ecvt, fcvt, gcvt - convert a floating-point number to a string (LEGACY)
[XSI] #include <stdlib.h>
char *ecvt(double value, int ndigit, int *restrict decpt,
int *restrict sign);
char *fcvt(double value, int ndigit, int *restrict decpt,
int *restrict sign);
char *gcvt(double value, int ndigit, char *buf);
The ecvt(), fcvt(), and gcvt() functions shall convert floating-point numbers to null-terminated strings.
The ecvt() function shall convert value to a null-terminated string of ndigit digits (where ndigit is reduced to an unspecified limit determined by the precision of a double) and return a pointer to the string. The high-order digit shall be non-zero, unless the value is 0. The low-order digit shall be rounded in an implementation-defined manner. The position of the radix character relative to the beginning of the string shall be stored in the integer pointed to by decpt (negative means to the left of the returned digits). If value is zero, it is unspecified whether the integer pointed to by decpt would be 0 or 1. The radix character shall not be included in the returned string. If the sign of the result is negative, the integer pointed to by sign shall be non-zero; otherwise, it shall be 0.
If the converted value is out of range or is not representable, the contents of the returned string are unspecified.
The fcvt() function shall be equivalent to ecvt(), except that ndigit specifies the number of digits desired after the radix character. The total number of digits in the result string is restricted to an unspecified limit as determined by the precision of a double.
The gcvt() function shall convert value to a null-terminated string (similar to that of the %g conversion specification format of printf()) in the array pointed to by buf and shall return buf. It shall produce ndigit significant digits (limited to an unspecified value determined by the precision of a double) in the %f conversion specification format of printf() if possible, or the %e conversion specification format of printf() (scientific notation) otherwise. A minus sign shall be included in the returned string if value is less than 0. A radix character shall be included in the returned string if value is not a whole number. Trailing zeros shall be suppressed where value is not a whole number. The radix character is determined by the current locale. If setlocale() has not been called successfully, the default locale, POSIX, is used. The default locale specifies a period ( '.' ) as the radix character. The LC_NUMERIC category determines the value of the radix character within the current locale.
These functions need not be reentrant.
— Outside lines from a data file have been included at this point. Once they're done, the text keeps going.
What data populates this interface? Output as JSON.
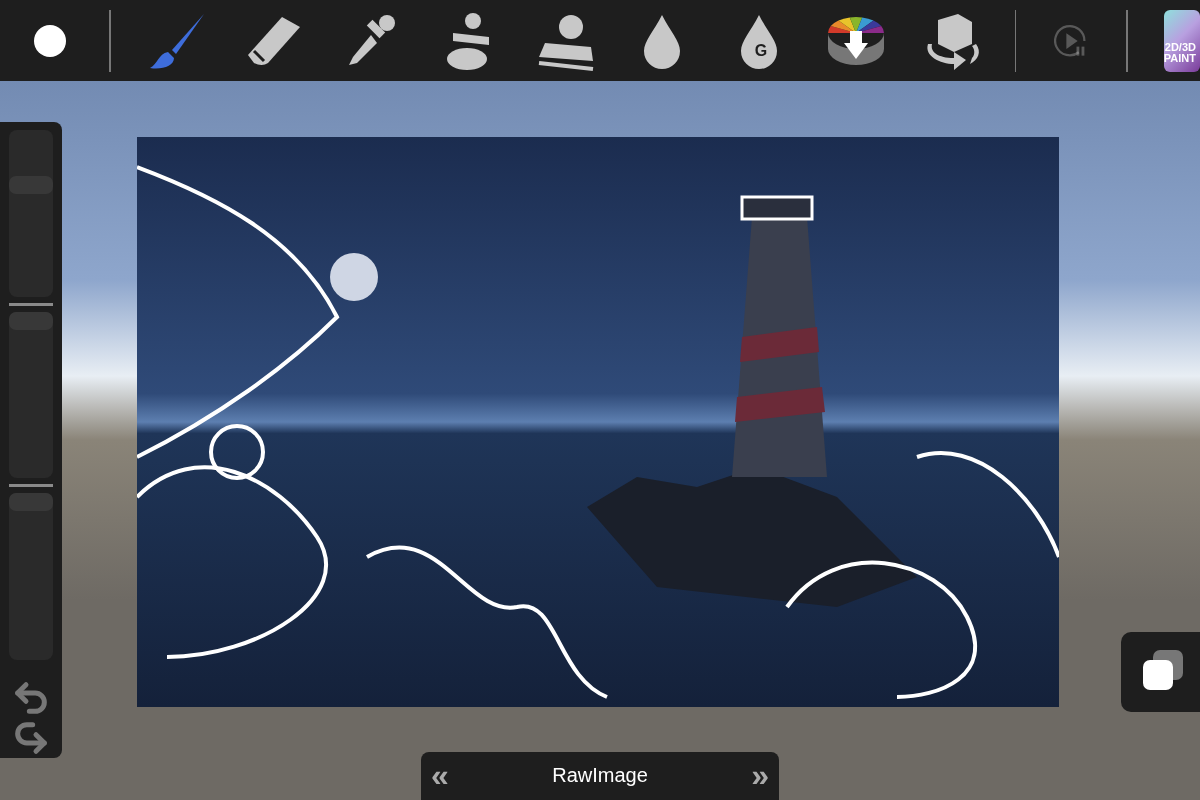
{
  "toolbar": {
    "tools": [
      {
        "kind": "brush",
        "selected": true
      },
      {
        "kind": "eraser",
        "selected": false
      },
      {
        "kind": "pipette",
        "selected": false
      },
      {
        "kind": "stamp-paint",
        "selected": false
      },
      {
        "kind": "stamp",
        "selected": false
      },
      {
        "kind": "drop",
        "selected": false
      },
      {
        "kind": "drop",
        "label": "G",
        "selected": false
      },
      {
        "kind": "color-wheel",
        "selected": false
      },
      {
        "kind": "cube-rotate",
        "selected": false
      }
    ],
    "playback": {
      "disabled": true
    },
    "logo": {
      "lines": [
        "2D/3D",
        "PAINT"
      ]
    }
  },
  "sliders": [
    {
      "level": 0.7
    },
    {
      "level": 1
    },
    {
      "level": 1
    }
  ],
  "bottom_bar": {
    "prev": "«",
    "title": "RawImage",
    "next": "»"
  }
}
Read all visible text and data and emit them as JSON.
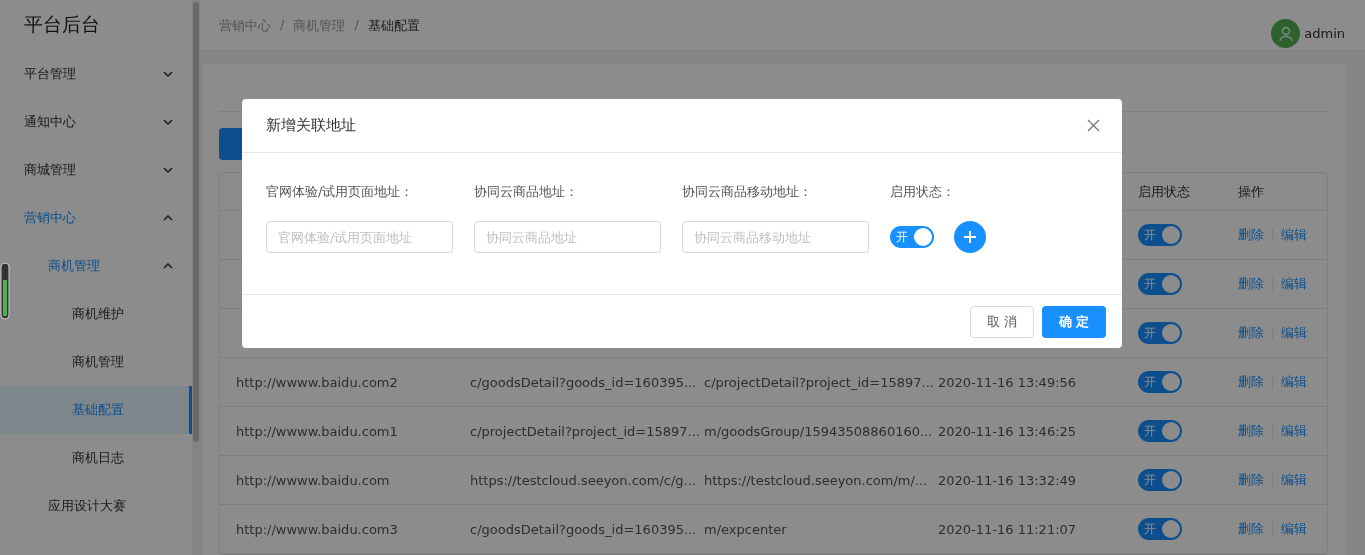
{
  "sidebar": {
    "title": "平台后台",
    "items": [
      {
        "label": "平台管理",
        "expanded": false
      },
      {
        "label": "通知中心",
        "expanded": false
      },
      {
        "label": "商城管理",
        "expanded": false
      },
      {
        "label": "营销中心",
        "expanded": true,
        "children": [
          {
            "label": "商机管理",
            "expanded": true,
            "children": [
              {
                "label": "商机维护",
                "selected": false
              },
              {
                "label": "商机管理",
                "selected": false
              },
              {
                "label": "基础配置",
                "selected": true
              },
              {
                "label": "商机日志",
                "selected": false
              }
            ]
          },
          {
            "label": "应用设计大赛",
            "selected": false
          }
        ]
      }
    ]
  },
  "breadcrumb": {
    "items": [
      "营销中心",
      "商机管理",
      "基础配置"
    ],
    "separators": [
      "/",
      "/"
    ]
  },
  "user": {
    "name": "admin"
  },
  "table": {
    "columns": [
      null,
      null,
      null,
      null,
      "启用状态",
      "操作"
    ],
    "rows": [
      {
        "cells": [
          null,
          null,
          null,
          null
        ],
        "enabled": true,
        "toggle_label": "开",
        "actions": [
          "删除",
          "编辑"
        ]
      },
      {
        "cells": [
          null,
          null,
          null,
          null
        ],
        "enabled": true,
        "toggle_label": "开",
        "actions": [
          "删除",
          "编辑"
        ]
      },
      {
        "cells": [
          null,
          null,
          null,
          null
        ],
        "enabled": true,
        "toggle_label": "开",
        "actions": [
          "删除",
          "编辑"
        ]
      },
      {
        "cells": [
          "http://wwww.baidu.com2",
          "c/goodsDetail?goods_id=160395...",
          "c/projectDetail?project_id=15897...",
          "2020-11-16 13:49:56"
        ],
        "enabled": true,
        "toggle_label": "开",
        "actions": [
          "删除",
          "编辑"
        ]
      },
      {
        "cells": [
          "http://wwww.baidu.com1",
          "c/projectDetail?project_id=15897...",
          "m/goodsGroup/15943508860160...",
          "2020-11-16 13:46:25"
        ],
        "enabled": true,
        "toggle_label": "开",
        "actions": [
          "删除",
          "编辑"
        ]
      },
      {
        "cells": [
          "http://wwww.baidu.com",
          "https://testcloud.seeyon.com/c/g...",
          "https://testcloud.seeyon.com/m/...",
          "2020-11-16 13:32:49"
        ],
        "enabled": true,
        "toggle_label": "开",
        "actions": [
          "删除",
          "编辑"
        ]
      },
      {
        "cells": [
          "http://wwww.baidu.com3",
          "c/goodsDetail?goods_id=160395...",
          "m/expcenter",
          "2020-11-16 11:21:07"
        ],
        "enabled": true,
        "toggle_label": "开",
        "actions": [
          "删除",
          "编辑"
        ]
      }
    ]
  },
  "modal": {
    "title": "新增关联地址",
    "fields": [
      {
        "label": "官网体验/试用页面地址：",
        "placeholder": "官网体验/试用页面地址"
      },
      {
        "label": "协同云商品地址：",
        "placeholder": "协同云商品地址"
      },
      {
        "label": "协同云商品移动地址：",
        "placeholder": "协同云商品移动地址"
      }
    ],
    "status": {
      "label": "启用状态：",
      "on": true,
      "toggle_label": "开"
    },
    "cancel": "取 消",
    "confirm": "确 定"
  }
}
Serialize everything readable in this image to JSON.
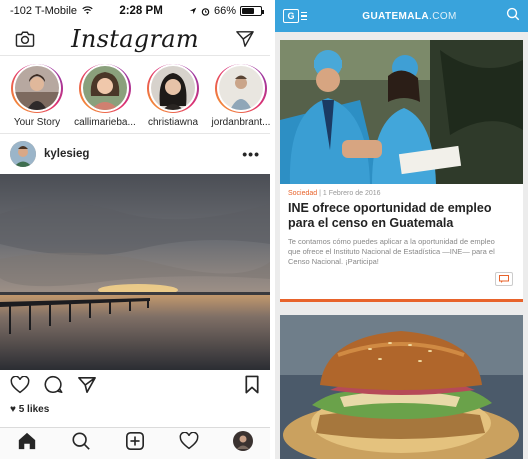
{
  "instagram": {
    "status": {
      "carrier": "-102 T-Mobile",
      "time": "2:28 PM",
      "battery": "66%",
      "battery_level": 0.66
    },
    "logo": "Instagram",
    "stories": [
      {
        "name": "Your Story"
      },
      {
        "name": "callimarieba..."
      },
      {
        "name": "christiawna"
      },
      {
        "name": "jordanbrant..."
      }
    ],
    "post": {
      "username": "kylesieg",
      "more": "•••",
      "likes": "5 likes"
    },
    "icons": {
      "camera": "camera-icon",
      "direct": "paper-plane-icon",
      "like": "heart-icon",
      "comment": "comment-icon",
      "share": "paper-plane-icon",
      "save": "bookmark-icon",
      "home": "home-icon",
      "search": "search-icon",
      "add": "plus-square-icon",
      "activity": "heart-icon",
      "profile": "avatar"
    }
  },
  "guatemala": {
    "header": {
      "logo": "G",
      "site_name": "GUATEMALA",
      "site_suffix": ".COM"
    },
    "article": {
      "category": "Sociedad",
      "date": "1 Febrero de 2016",
      "title": "INE ofrece oportunidad de empleo para el censo en Guatemala",
      "excerpt": "Te contamos cómo puedes aplicar a la oportunidad de empleo que ofrece el Instituto Nacional de Estadística —INE— para el Censo Nacional. ¡Participa!"
    },
    "colors": {
      "header": "#39a3dc",
      "accent": "#e8632b"
    }
  }
}
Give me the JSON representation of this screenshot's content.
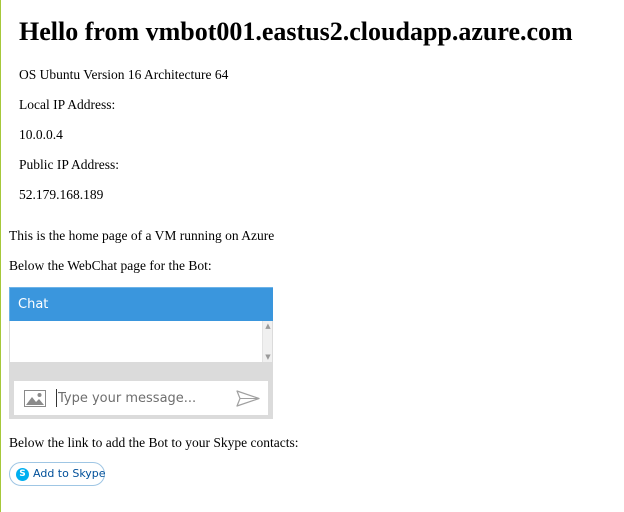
{
  "page": {
    "title": "Hello from vmbot001.eastus2.cloudapp.azure.com",
    "os_line": "OS Ubuntu Version 16 Architecture 64",
    "local_ip_label": "Local IP Address:",
    "local_ip_value": "10.0.0.4",
    "public_ip_label": "Public IP Address:",
    "public_ip_value": "52.179.168.189",
    "home_text": "This is the home page of a VM running on Azure",
    "webchat_intro": "Below the WebChat page for the Bot:",
    "skype_intro": "Below the link to add the Bot to your Skype contacts:"
  },
  "chat": {
    "header_label": "Chat",
    "input_placeholder": "Type your message...",
    "icons": {
      "attach": "image-icon",
      "send": "send-icon",
      "scroll_up": "chevron-up-icon",
      "scroll_down": "chevron-down-icon"
    },
    "colors": {
      "header_bg": "#3a96dd",
      "header_text": "#ffffff",
      "frame": "#dbdbdb"
    }
  },
  "skype": {
    "button_label": "Add to Skype",
    "icon": "skype-icon",
    "icon_letter": "S",
    "colors": {
      "icon_bg": "#00aff0",
      "border": "#9fc6e4",
      "text": "#00509a"
    }
  }
}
A function that is not required to be reentrant is not required to be thread-safe.
The ecvt() and fcvt() functions shall return a pointer to a null-terminated string of digits.
The gcvt() function shall return buf.
The return values from ecvt() and fcvt() may point to static data which may be overwritten by subsequent calls to these functions.
No errors are defined.
The sprintf() function is preferred over this function.
These functions may be withdrawn in a future version.
printf(), setlocale(), the Base Definitions volume of IEEE Std 1003.1-2001, <stdlib.h>
First released in Issue 4, Version 2.
Moved from X/OPEN UNIX extension to BASE.
Normative text previously in the APPLICATION USAGE section is moved to the DESCRIPTION.
A note indicating that these functions need not be reentrant is added to the DESCRIPTION.
In the DESCRIPTION, the note about reentrancy is expanded to cover thread-safety.
This function is marked LEGACY.
The restrict keyword is added to the ecvt() and fcvt() prototypes for alignment with the ISO/IEC 9899:1999 standard.
The DESCRIPTION is updated to explicitly use "conversion specification" to describe %g, %f, and %e.